- **AIM OF THE EXERCISE**:
Repeat the data exactly as it stands.

##### THE DATA

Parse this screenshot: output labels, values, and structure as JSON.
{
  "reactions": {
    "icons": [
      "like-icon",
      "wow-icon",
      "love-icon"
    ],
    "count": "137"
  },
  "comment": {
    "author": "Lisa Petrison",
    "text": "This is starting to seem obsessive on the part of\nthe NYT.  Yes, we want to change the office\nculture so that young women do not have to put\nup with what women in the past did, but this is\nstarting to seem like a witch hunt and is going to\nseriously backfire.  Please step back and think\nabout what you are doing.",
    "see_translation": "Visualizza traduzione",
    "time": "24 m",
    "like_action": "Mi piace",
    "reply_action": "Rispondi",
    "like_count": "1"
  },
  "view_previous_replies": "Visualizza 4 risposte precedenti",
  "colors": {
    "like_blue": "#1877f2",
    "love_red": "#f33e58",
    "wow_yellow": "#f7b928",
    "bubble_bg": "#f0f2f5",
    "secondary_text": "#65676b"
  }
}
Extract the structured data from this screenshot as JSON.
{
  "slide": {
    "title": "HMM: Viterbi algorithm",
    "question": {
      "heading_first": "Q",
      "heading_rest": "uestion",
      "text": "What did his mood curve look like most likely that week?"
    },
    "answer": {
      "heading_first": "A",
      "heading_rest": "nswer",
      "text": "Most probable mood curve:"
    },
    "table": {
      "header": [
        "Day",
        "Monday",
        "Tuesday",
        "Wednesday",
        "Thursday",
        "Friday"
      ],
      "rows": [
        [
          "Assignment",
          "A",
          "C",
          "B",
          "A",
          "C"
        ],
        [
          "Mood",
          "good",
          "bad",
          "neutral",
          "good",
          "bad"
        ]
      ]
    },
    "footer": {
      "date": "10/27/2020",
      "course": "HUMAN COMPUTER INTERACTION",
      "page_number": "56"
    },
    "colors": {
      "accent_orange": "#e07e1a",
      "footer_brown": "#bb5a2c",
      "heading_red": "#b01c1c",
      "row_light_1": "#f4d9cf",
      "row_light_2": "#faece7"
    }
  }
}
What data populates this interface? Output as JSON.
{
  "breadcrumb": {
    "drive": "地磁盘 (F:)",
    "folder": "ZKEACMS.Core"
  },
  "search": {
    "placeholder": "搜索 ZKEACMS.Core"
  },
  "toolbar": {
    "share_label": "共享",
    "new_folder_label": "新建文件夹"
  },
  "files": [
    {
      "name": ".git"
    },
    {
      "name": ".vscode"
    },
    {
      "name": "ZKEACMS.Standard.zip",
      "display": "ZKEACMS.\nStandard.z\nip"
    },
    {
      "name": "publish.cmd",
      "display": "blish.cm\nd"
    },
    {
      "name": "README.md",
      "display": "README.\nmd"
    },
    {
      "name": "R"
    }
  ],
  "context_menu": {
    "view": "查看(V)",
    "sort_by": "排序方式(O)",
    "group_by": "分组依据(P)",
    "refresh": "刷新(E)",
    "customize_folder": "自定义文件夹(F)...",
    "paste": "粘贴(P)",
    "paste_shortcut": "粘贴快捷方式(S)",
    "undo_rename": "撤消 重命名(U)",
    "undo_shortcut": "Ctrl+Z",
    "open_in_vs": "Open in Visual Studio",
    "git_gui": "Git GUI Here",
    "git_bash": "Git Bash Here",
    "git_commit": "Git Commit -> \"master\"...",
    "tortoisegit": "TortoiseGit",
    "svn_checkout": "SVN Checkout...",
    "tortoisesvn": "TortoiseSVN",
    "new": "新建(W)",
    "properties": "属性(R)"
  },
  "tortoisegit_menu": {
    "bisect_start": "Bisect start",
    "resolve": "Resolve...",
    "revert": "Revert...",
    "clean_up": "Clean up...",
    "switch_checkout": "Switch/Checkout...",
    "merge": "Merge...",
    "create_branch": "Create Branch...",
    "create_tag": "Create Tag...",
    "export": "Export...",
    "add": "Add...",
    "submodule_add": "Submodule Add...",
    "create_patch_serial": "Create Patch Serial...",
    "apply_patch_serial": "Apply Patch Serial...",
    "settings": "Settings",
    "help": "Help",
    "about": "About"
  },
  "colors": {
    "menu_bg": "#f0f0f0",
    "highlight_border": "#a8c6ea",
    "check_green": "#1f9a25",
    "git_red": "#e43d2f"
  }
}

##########

- **ANSWER TO THIS TASK**:
Parse this screenshot: output labels, values, and structure as JSON.
{
  "reactions": {
    "icons": [
      "like-icon",
      "wow-icon",
      "love-icon"
    ],
    "count": "137"
  },
  "comment": {
    "author": "Lisa Petrison",
    "text": "This is starting to seem obsessive on the part of\nthe NYT.  Yes, we want to change the office\nculture so that young women do not have to put\nup with what women in the past did, but this is\nstarting to seem like a witch hunt and is going to\nseriously backfire.  Please step back and think\nabout what you are doing.",
    "see_translation": "Visualizza traduzione",
    "time": "24 m",
    "like_action": "Mi piace",
    "reply_action": "Rispondi",
    "like_count": "1"
  },
  "view_previous_replies": "Visualizza 4 risposte precedenti",
  "colors": {
    "like_blue": "#1877f2",
    "love_red": "#f33e58",
    "wow_yellow": "#f7b928",
    "bubble_bg": "#f0f2f5",
    "secondary_text": "#65676b"
  }
}
Extract the structured data from this screenshot as JSON.
{
  "slide": {
    "title": "HMM: Viterbi algorithm",
    "question": {
      "heading_first": "Q",
      "heading_rest": "uestion",
      "text": "What did his mood curve look like most likely that week?"
    },
    "answer": {
      "heading_first": "A",
      "heading_rest": "nswer",
      "text": "Most probable mood curve:"
    },
    "table": {
      "header": [
        "Day",
        "Monday",
        "Tuesday",
        "Wednesday",
        "Thursday",
        "Friday"
      ],
      "rows": [
        [
          "Assignment",
          "A",
          "C",
          "B",
          "A",
          "C"
        ],
        [
          "Mood",
          "good",
          "bad",
          "neutral",
          "good",
          "bad"
        ]
      ]
    },
    "footer": {
      "date": "10/27/2020",
      "course": "HUMAN COMPUTER INTERACTION",
      "page_number": "56"
    },
    "colors": {
      "accent_orange": "#e07e1a",
      "footer_brown": "#bb5a2c",
      "heading_red": "#b01c1c",
      "row_light_1": "#f4d9cf",
      "row_light_2": "#faece7"
    }
  }
}
What data populates this interface? Output as JSON.
{
  "breadcrumb": {
    "drive": "地磁盘 (F:)",
    "folder": "ZKEACMS.Core"
  },
  "search": {
    "placeholder": "搜索 ZKEACMS.Core"
  },
  "toolbar": {
    "share_label": "共享",
    "new_folder_label": "新建文件夹"
  },
  "files": [
    {
      "name": ".git"
    },
    {
      "name": ".vscode"
    },
    {
      "name": "ZKEACMS.Standard.zip",
      "display": "ZKEACMS.\nStandard.z\nip"
    },
    {
      "name": "publish.cmd",
      "display": "blish.cm\nd"
    },
    {
      "name": "README.md",
      "display": "README.\nmd"
    },
    {
      "name": "R"
    }
  ],
  "context_menu": {
    "view": "查看(V)",
    "sort_by": "排序方式(O)",
    "group_by": "分组依据(P)",
    "refresh": "刷新(E)",
    "customize_folder": "自定义文件夹(F)...",
    "paste": "粘贴(P)",
    "paste_shortcut": "粘贴快捷方式(S)",
    "undo_rename": "撤消 重命名(U)",
    "undo_shortcut": "Ctrl+Z",
    "open_in_vs": "Open in Visual Studio",
    "git_gui": "Git GUI Here",
    "git_bash": "Git Bash Here",
    "git_commit": "Git Commit -> \"master\"...",
    "tortoisegit": "TortoiseGit",
    "svn_checkout": "SVN Checkout...",
    "tortoisesvn": "TortoiseSVN",
    "new": "新建(W)",
    "properties": "属性(R)"
  },
  "tortoisegit_menu": {
    "bisect_start": "Bisect start",
    "resolve": "Resolve...",
    "revert": "Revert...",
    "clean_up": "Clean up...",
    "switch_checkout": "Switch/Checkout...",
    "merge": "Merge...",
    "create_branch": "Create Branch...",
    "create_tag": "Create Tag...",
    "export": "Export...",
    "add": "Add...",
    "submodule_add": "Submodule Add...",
    "create_patch_serial": "Create Patch Serial...",
    "apply_patch_serial": "Apply Patch Serial...",
    "settings": "Settings",
    "help": "Help",
    "about": "About"
  },
  "colors": {
    "menu_bg": "#f0f0f0",
    "highlight_border": "#a8c6ea",
    "check_green": "#1f9a25",
    "git_red": "#e43d2f"
  }
}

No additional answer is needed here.